I took advantage of a moment when she was smiling across at Marguerite to ask
her, "Whom are you looking at?"
"You know her?"
"Yes, I am her milliner, and she is a neighbour of mine."
"Do you live in the Rue d`Antin?"
"No. 7. The window of her dressing-room looks on to the window of mine."
"They say she is a charming girl."
"Don`t you know her?"
"No, but I should like to."
"Shall I ask her to come over to our box?"
"No, I would rather for you to introduce me to her."
"At her own house?"
"That is more difficult."
"Because she is under the protection of a jealous old duke."
"`Protection` is charming."
"Yes, protection," replied Prudence. "Poor old man, he would be greatly
embarrassed to offer her anything else."
Prudence then told me how Marguerite had made the acquaintance of the duke
"That, then," I continued, "is why she is alone here?"
"But who will see her home?"
"He will come for her?"
"In a moment."
"And you, who is seeing you home?"
"May I offer myself?"
"But you are with a friend, are you not?"
"May we offer, then?"
"Who is your friend?"
"A charming fellow, very amusing. He will be delighted to make your
"Well, all right; we will go after this piece is over, for I know the last piece."
"With pleasure; I will go and tell my friend."
"Go, then. Ah," added Prudence, as I was going, "there is the duke just coming
into Marguerite`s box."
I looked at him. A man of about seventy had sat down behind her, and was
giving her a bag of sweets, into which she dipped at once, smiling. Then she
held it out toward Prudence, with a gesture which seemed to say, "Will you
"No," signalled Prudence.
Marguerite drew back the bag, and, turning, began to talk with the duke.
It may sound childish to tell you all these details, but everything relating to
Marguerite is so fresh in my memory that I can not help recalling them now.
I went back to Gaston and told him of the arrangement I had made for him and
for me. He agreed, and we left our stalls to go round to Mme. Duvernoy`s box.
We had scarcely opened the door leading into the stalls when we had to stand
aside to allow Marguerite and the duke to pass. I would have given ten years of
my life to have been in the old man`s place.

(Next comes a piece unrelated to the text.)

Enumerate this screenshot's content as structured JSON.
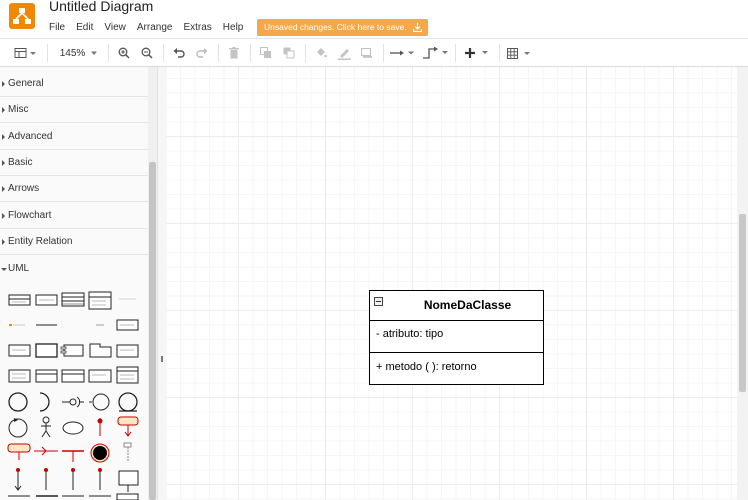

When they were on the street he handed her into a phaeton, which he drove
himself, and they were whirled away by two superb horses.
We returned to Prudence`s box, and when the play was over we took a cab and
drove to 7, Rue d`Antin. At the door, Prudence asked us to come up and see her
showrooms, which we had never seen, and of which she seemed very proud.
You can imagine how eagerly I accepted. It seemed to me as if I was coming
nearer and nearer to Marguerite. I soon turned the conversation in her direction.
"The old duke is at your neighbours," I said to Prudence.
"Oh, no; she is probably alone."
"But she must be dreadfully bored," said Gaston.
"We spend most of our evening together, or she calls to me when she comes in.
She never goes to bed before two in the morning. She can`t sleep before that."
"Because she suffers in the chest, and is almost always feverish."
"Hasn`t she any lovers?" I asked.
"I never see any one remain after I leave; I don`t say no one ever comes when I
am gone. Often in the evening I meet there a certain Comte de N., who thinks he
is making some headway by calling on her at eleven in the evening, and by